▸ MATERIAL PROVIDED
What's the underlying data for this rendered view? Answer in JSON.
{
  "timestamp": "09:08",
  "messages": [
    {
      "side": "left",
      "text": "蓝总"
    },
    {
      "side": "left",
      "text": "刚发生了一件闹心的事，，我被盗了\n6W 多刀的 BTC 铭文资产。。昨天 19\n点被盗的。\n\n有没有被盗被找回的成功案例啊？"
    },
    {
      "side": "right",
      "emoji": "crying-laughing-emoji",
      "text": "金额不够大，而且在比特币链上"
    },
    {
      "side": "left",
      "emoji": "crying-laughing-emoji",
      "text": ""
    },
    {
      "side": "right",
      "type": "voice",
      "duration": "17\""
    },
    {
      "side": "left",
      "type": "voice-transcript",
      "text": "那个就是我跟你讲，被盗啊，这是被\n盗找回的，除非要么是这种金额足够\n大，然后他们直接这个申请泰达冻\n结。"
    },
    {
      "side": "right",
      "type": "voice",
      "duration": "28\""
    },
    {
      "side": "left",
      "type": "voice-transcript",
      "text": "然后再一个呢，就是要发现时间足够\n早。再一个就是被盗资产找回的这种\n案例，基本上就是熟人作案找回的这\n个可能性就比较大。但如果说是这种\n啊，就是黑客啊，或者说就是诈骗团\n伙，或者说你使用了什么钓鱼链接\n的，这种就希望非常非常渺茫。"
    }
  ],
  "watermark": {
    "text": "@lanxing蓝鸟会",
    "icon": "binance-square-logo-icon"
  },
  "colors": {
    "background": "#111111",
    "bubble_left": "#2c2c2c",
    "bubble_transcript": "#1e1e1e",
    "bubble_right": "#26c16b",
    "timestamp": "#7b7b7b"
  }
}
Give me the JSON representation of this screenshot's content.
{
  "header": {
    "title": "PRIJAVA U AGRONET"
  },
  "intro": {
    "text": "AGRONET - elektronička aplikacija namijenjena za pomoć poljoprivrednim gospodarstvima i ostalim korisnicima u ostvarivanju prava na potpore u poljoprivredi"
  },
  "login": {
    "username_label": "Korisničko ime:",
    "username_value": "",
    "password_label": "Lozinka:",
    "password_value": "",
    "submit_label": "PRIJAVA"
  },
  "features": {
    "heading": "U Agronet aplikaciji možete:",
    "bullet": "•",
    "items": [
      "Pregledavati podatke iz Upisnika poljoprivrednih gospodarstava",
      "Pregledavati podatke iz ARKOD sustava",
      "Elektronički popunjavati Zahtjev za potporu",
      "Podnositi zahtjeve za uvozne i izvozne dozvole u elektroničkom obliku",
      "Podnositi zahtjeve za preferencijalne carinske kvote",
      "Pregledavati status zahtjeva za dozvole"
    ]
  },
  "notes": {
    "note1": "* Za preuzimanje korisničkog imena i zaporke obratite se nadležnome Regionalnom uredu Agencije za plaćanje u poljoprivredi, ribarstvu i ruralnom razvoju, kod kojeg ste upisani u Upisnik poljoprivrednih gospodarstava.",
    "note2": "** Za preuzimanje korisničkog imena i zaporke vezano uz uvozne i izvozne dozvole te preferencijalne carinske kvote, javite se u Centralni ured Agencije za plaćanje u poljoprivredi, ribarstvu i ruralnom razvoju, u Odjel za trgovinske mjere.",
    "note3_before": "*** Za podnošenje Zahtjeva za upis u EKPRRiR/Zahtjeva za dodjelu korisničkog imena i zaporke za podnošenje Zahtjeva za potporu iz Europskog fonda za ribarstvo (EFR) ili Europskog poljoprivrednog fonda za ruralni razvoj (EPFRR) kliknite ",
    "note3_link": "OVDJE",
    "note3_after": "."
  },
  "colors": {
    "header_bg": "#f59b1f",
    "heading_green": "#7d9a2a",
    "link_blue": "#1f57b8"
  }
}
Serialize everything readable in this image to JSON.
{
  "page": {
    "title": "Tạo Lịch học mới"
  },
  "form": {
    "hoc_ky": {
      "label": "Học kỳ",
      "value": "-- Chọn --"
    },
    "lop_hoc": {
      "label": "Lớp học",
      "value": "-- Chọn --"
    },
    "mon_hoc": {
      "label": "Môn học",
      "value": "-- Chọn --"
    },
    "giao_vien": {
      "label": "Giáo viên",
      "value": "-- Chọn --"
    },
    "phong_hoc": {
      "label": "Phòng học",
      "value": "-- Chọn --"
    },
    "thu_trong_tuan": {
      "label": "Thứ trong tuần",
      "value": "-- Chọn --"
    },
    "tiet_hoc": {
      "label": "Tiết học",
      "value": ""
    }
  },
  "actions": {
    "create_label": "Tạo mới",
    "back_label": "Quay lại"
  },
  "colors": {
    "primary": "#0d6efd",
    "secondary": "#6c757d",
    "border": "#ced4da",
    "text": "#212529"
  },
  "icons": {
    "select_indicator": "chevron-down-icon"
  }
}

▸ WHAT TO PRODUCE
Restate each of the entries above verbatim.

▸ SOLUTION TO THIS TASK
What's the underlying data for this rendered view? Answer in JSON.
{
  "timestamp": "09:08",
  "messages": [
    {
      "side": "left",
      "text": "蓝总"
    },
    {
      "side": "left",
      "text": "刚发生了一件闹心的事，，我被盗了\n6W 多刀的 BTC 铭文资产。。昨天 19\n点被盗的。\n\n有没有被盗被找回的成功案例啊？"
    },
    {
      "side": "right",
      "emoji": "crying-laughing-emoji",
      "text": "金额不够大，而且在比特币链上"
    },
    {
      "side": "left",
      "emoji": "crying-laughing-emoji",
      "text": ""
    },
    {
      "side": "right",
      "type": "voice",
      "duration": "17\""
    },
    {
      "side": "left",
      "type": "voice-transcript",
      "text": "那个就是我跟你讲，被盗啊，这是被\n盗找回的，除非要么是这种金额足够\n大，然后他们直接这个申请泰达冻\n结。"
    },
    {
      "side": "right",
      "type": "voice",
      "duration": "28\""
    },
    {
      "side": "left",
      "type": "voice-transcript",
      "text": "然后再一个呢，就是要发现时间足够\n早。再一个就是被盗资产找回的这种\n案例，基本上就是熟人作案找回的这\n个可能性就比较大。但如果说是这种\n啊，就是黑客啊，或者说就是诈骗团\n伙，或者说你使用了什么钓鱼链接\n的，这种就希望非常非常渺茫。"
    }
  ],
  "watermark": {
    "text": "@lanxing蓝鸟会",
    "icon": "binance-square-logo-icon"
  },
  "colors": {
    "background": "#111111",
    "bubble_left": "#2c2c2c",
    "bubble_transcript": "#1e1e1e",
    "bubble_right": "#26c16b",
    "timestamp": "#7b7b7b"
  }
}
Give me the JSON representation of this screenshot's content.
{
  "header": {
    "title": "PRIJAVA U AGRONET"
  },
  "intro": {
    "text": "AGRONET - elektronička aplikacija namijenjena za pomoć poljoprivrednim gospodarstvima i ostalim korisnicima u ostvarivanju prava na potpore u poljoprivredi"
  },
  "login": {
    "username_label": "Korisničko ime:",
    "username_value": "",
    "password_label": "Lozinka:",
    "password_value": "",
    "submit_label": "PRIJAVA"
  },
  "features": {
    "heading": "U Agronet aplikaciji možete:",
    "bullet": "•",
    "items": [
      "Pregledavati podatke iz Upisnika poljoprivrednih gospodarstava",
      "Pregledavati podatke iz ARKOD sustava",
      "Elektronički popunjavati Zahtjev za potporu",
      "Podnositi zahtjeve za uvozne i izvozne dozvole u elektroničkom obliku",
      "Podnositi zahtjeve za preferencijalne carinske kvote",
      "Pregledavati status zahtjeva za dozvole"
    ]
  },
  "notes": {
    "note1": "* Za preuzimanje korisničkog imena i zaporke obratite se nadležnome Regionalnom uredu Agencije za plaćanje u poljoprivredi, ribarstvu i ruralnom razvoju, kod kojeg ste upisani u Upisnik poljoprivrednih gospodarstava.",
    "note2": "** Za preuzimanje korisničkog imena i zaporke vezano uz uvozne i izvozne dozvole te preferencijalne carinske kvote, javite se u Centralni ured Agencije za plaćanje u poljoprivredi, ribarstvu i ruralnom razvoju, u Odjel za trgovinske mjere.",
    "note3_before": "*** Za podnošenje Zahtjeva za upis u EKPRRiR/Zahtjeva za dodjelu korisničkog imena i zaporke za podnošenje Zahtjeva za potporu iz Europskog fonda za ribarstvo (EFR) ili Europskog poljoprivrednog fonda za ruralni razvoj (EPFRR) kliknite ",
    "note3_link": "OVDJE",
    "note3_after": "."
  },
  "colors": {
    "header_bg": "#f59b1f",
    "heading_green": "#7d9a2a",
    "link_blue": "#1f57b8"
  }
}
Serialize everything readable in this image to JSON.
{
  "page": {
    "title": "Tạo Lịch học mới"
  },
  "form": {
    "hoc_ky": {
      "label": "Học kỳ",
      "value": "-- Chọn --"
    },
    "lop_hoc": {
      "label": "Lớp học",
      "value": "-- Chọn --"
    },
    "mon_hoc": {
      "label": "Môn học",
      "value": "-- Chọn --"
    },
    "giao_vien": {
      "label": "Giáo viên",
      "value": "-- Chọn --"
    },
    "phong_hoc": {
      "label": "Phòng học",
      "value": "-- Chọn --"
    },
    "thu_trong_tuan": {
      "label": "Thứ trong tuần",
      "value": "-- Chọn --"
    },
    "tiet_hoc": {
      "label": "Tiết học",
      "value": ""
    }
  },
  "actions": {
    "create_label": "Tạo mới",
    "back_label": "Quay lại"
  },
  "colors": {
    "primary": "#0d6efd",
    "secondary": "#6c757d",
    "border": "#ced4da",
    "text": "#212529"
  },
  "icons": {
    "select_indicator": "chevron-down-icon"
  }
}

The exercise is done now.